• [Action item]
With nothing left out, repeat every entry exactly.

(Items from a dataset)
= = = = =

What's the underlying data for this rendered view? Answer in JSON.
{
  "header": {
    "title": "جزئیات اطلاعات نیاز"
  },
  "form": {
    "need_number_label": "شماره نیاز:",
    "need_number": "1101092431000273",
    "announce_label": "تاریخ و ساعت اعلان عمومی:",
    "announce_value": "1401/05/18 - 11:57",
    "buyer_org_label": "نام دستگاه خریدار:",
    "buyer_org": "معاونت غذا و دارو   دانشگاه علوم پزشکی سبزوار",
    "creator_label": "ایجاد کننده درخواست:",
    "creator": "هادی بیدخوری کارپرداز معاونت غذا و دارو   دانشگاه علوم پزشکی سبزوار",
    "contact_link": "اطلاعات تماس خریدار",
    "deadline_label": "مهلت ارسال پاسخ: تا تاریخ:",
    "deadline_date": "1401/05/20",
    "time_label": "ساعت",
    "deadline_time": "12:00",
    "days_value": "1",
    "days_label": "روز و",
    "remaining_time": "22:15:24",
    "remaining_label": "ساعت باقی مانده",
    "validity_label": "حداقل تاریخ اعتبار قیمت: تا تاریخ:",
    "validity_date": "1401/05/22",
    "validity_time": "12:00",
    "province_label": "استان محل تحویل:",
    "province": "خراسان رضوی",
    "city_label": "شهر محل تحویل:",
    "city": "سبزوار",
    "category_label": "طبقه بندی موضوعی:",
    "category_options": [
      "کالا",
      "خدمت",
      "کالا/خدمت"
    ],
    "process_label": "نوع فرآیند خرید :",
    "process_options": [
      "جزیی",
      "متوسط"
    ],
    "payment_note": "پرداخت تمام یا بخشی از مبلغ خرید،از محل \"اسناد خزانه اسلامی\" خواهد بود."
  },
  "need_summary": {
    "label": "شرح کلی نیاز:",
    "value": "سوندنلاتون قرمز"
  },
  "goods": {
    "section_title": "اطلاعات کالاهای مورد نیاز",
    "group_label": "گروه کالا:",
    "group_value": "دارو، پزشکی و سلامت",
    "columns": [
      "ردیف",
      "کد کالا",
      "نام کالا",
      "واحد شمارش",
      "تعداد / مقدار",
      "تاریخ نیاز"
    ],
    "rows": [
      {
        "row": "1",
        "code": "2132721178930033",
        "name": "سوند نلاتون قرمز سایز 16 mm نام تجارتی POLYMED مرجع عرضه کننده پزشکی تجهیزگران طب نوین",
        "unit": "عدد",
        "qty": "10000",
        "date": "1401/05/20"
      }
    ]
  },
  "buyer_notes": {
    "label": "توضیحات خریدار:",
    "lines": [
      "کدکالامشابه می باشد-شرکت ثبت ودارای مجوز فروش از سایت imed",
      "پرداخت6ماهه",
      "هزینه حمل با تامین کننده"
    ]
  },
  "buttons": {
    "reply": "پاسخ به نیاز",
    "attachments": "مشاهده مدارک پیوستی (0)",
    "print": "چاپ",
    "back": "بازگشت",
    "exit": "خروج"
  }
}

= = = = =

• [Your solution]
What's the underlying data for this rendered view? Answer in JSON.
{
  "header": {
    "title": "جزئیات اطلاعات نیاز"
  },
  "form": {
    "need_number_label": "شماره نیاز:",
    "need_number": "1101092431000273",
    "announce_label": "تاریخ و ساعت اعلان عمومی:",
    "announce_value": "1401/05/18 - 11:57",
    "buyer_org_label": "نام دستگاه خریدار:",
    "buyer_org": "معاونت غذا و دارو   دانشگاه علوم پزشکی سبزوار",
    "creator_label": "ایجاد کننده درخواست:",
    "creator": "هادی بیدخوری کارپرداز معاونت غذا و دارو   دانشگاه علوم پزشکی سبزوار",
    "contact_link": "اطلاعات تماس خریدار",
    "deadline_label": "مهلت ارسال پاسخ: تا تاریخ:",
    "deadline_date": "1401/05/20",
    "time_label": "ساعت",
    "deadline_time": "12:00",
    "days_value": "1",
    "days_label": "روز و",
    "remaining_time": "22:15:24",
    "remaining_label": "ساعت باقی مانده",
    "validity_label": "حداقل تاریخ اعتبار قیمت: تا تاریخ:",
    "validity_date": "1401/05/22",
    "validity_time": "12:00",
    "province_label": "استان محل تحویل:",
    "province": "خراسان رضوی",
    "city_label": "شهر محل تحویل:",
    "city": "سبزوار",
    "category_label": "طبقه بندی موضوعی:",
    "category_options": [
      "کالا",
      "خدمت",
      "کالا/خدمت"
    ],
    "process_label": "نوع فرآیند خرید :",
    "process_options": [
      "جزیی",
      "متوسط"
    ],
    "payment_note": "پرداخت تمام یا بخشی از مبلغ خرید،از محل \"اسناد خزانه اسلامی\" خواهد بود."
  },
  "need_summary": {
    "label": "شرح کلی نیاز:",
    "value": "سوندنلاتون قرمز"
  },
  "goods": {
    "section_title": "اطلاعات کالاهای مورد نیاز",
    "group_label": "گروه کالا:",
    "group_value": "دارو، پزشکی و سلامت",
    "columns": [
      "ردیف",
      "کد کالا",
      "نام کالا",
      "واحد شمارش",
      "تعداد / مقدار",
      "تاریخ نیاز"
    ],
    "rows": [
      {
        "row": "1",
        "code": "2132721178930033",
        "name": "سوند نلاتون قرمز سایز 16 mm نام تجارتی POLYMED مرجع عرضه کننده پزشکی تجهیزگران طب نوین",
        "unit": "عدد",
        "qty": "10000",
        "date": "1401/05/20"
      }
    ]
  },
  "buyer_notes": {
    "label": "توضیحات خریدار:",
    "lines": [
      "کدکالامشابه می باشد-شرکت ثبت ودارای مجوز فروش از سایت imed",
      "پرداخت6ماهه",
      "هزینه حمل با تامین کننده"
    ]
  },
  "buttons": {
    "reply": "پاسخ به نیاز",
    "attachments": "مشاهده مدارک پیوستی (0)",
    "print": "چاپ",
    "back": "بازگشت",
    "exit": "خروج"
  }
}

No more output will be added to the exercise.